**TASK REQUIREMENTS**
In the entries below, count every line containing "Название". Return the number and nothing else.

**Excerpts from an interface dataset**

BEGIN

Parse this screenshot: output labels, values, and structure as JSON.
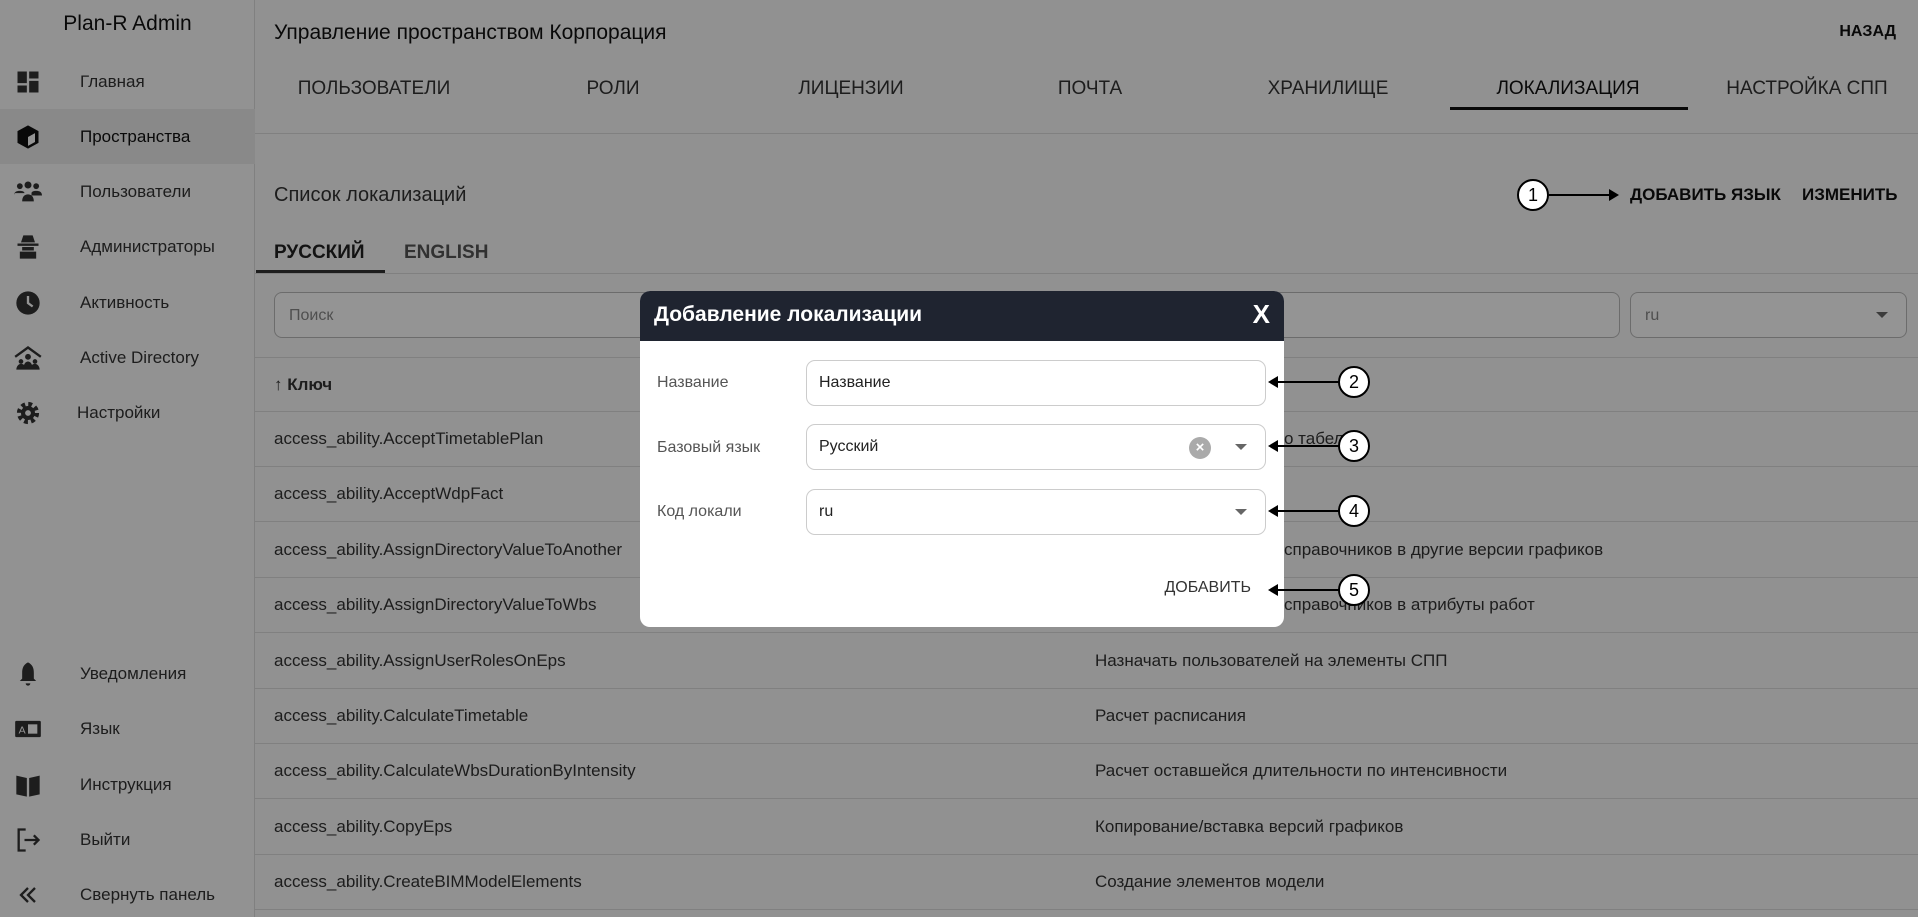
{
  "sidebar": {
    "brand": "Plan-R Admin",
    "items": [
      {
        "label": "Главная",
        "icon": "dashboard-icon"
      },
      {
        "label": "Пространства",
        "icon": "cube-icon",
        "active": true
      },
      {
        "label": "Пользователи",
        "icon": "users-icon"
      },
      {
        "label": "Администраторы",
        "icon": "spy-icon"
      },
      {
        "label": "Активность",
        "icon": "clock-icon"
      },
      {
        "label": "Active Directory",
        "icon": "org-icon"
      },
      {
        "label": "Настройки",
        "icon": "gear-icon"
      }
    ],
    "bottom": [
      {
        "label": "Уведомления",
        "icon": "bell-icon"
      },
      {
        "label": "Язык",
        "icon": "translate-icon"
      },
      {
        "label": "Инструкция",
        "icon": "book-icon"
      },
      {
        "label": "Выйти",
        "icon": "logout-icon"
      },
      {
        "label": "Свернуть панель",
        "icon": "chevrons-left-icon"
      }
    ]
  },
  "header": {
    "title": "Управление пространством Корпорация",
    "back": "НАЗАД",
    "tabs": [
      "ПОЛЬЗОВАТЕЛИ",
      "РОЛИ",
      "ЛИЦЕНЗИИ",
      "ПОЧТА",
      "ХРАНИЛИЩЕ",
      "ЛОКАЛИЗАЦИЯ",
      "НАСТРОЙКА СПП"
    ],
    "active_tab": "ЛОКАЛИЗАЦИЯ"
  },
  "main": {
    "subtitle": "Список локализаций",
    "add_language": "ДОБАВИТЬ ЯЗЫК",
    "edit": "ИЗМЕНИТЬ",
    "lang_tabs": [
      "РУССКИЙ",
      "ENGLISH"
    ],
    "active_lang_tab": "РУССКИЙ",
    "search_placeholder": "Поиск",
    "locale_select": "ru",
    "key_header": "↑ Ключ",
    "rows": [
      {
        "key": "access_ability.AcceptTimetablePlan",
        "value": "о табел"
      },
      {
        "key": "access_ability.AcceptWdpFact",
        "value": ""
      },
      {
        "key": "access_ability.AssignDirectoryValueToAnother",
        "value": "справочников в другие версии графиков"
      },
      {
        "key": "access_ability.AssignDirectoryValueToWbs",
        "value": "справочников в атрибуты работ"
      },
      {
        "key": "access_ability.AssignUserRolesOnEps",
        "value": "Назначать пользователей на элементы СПП"
      },
      {
        "key": "access_ability.CalculateTimetable",
        "value": "Расчет расписания"
      },
      {
        "key": "access_ability.CalculateWbsDurationByIntensity",
        "value": "Расчет оставшейся длительности по интенсивности"
      },
      {
        "key": "access_ability.CopyEps",
        "value": "Копирование/вставка версий графиков"
      },
      {
        "key": "access_ability.CreateBIMModelElements",
        "value": "Создание элементов модели"
      }
    ]
  },
  "dialog": {
    "title": "Добавление локализации",
    "close": "X",
    "name_label": "Название",
    "name_value": "Название",
    "base_label": "Базовый язык",
    "base_value": "Русский",
    "code_label": "Код локали",
    "code_value": "ru",
    "submit": "ДОБАВИТЬ"
  },
  "callouts": [
    "1",
    "2",
    "3",
    "4",
    "5"
  ],
  "colors": {
    "dialog_header": "#1f2430",
    "overlay": "rgba(0,0,0,0.42)"
  }
}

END

**TASK RESULT**
2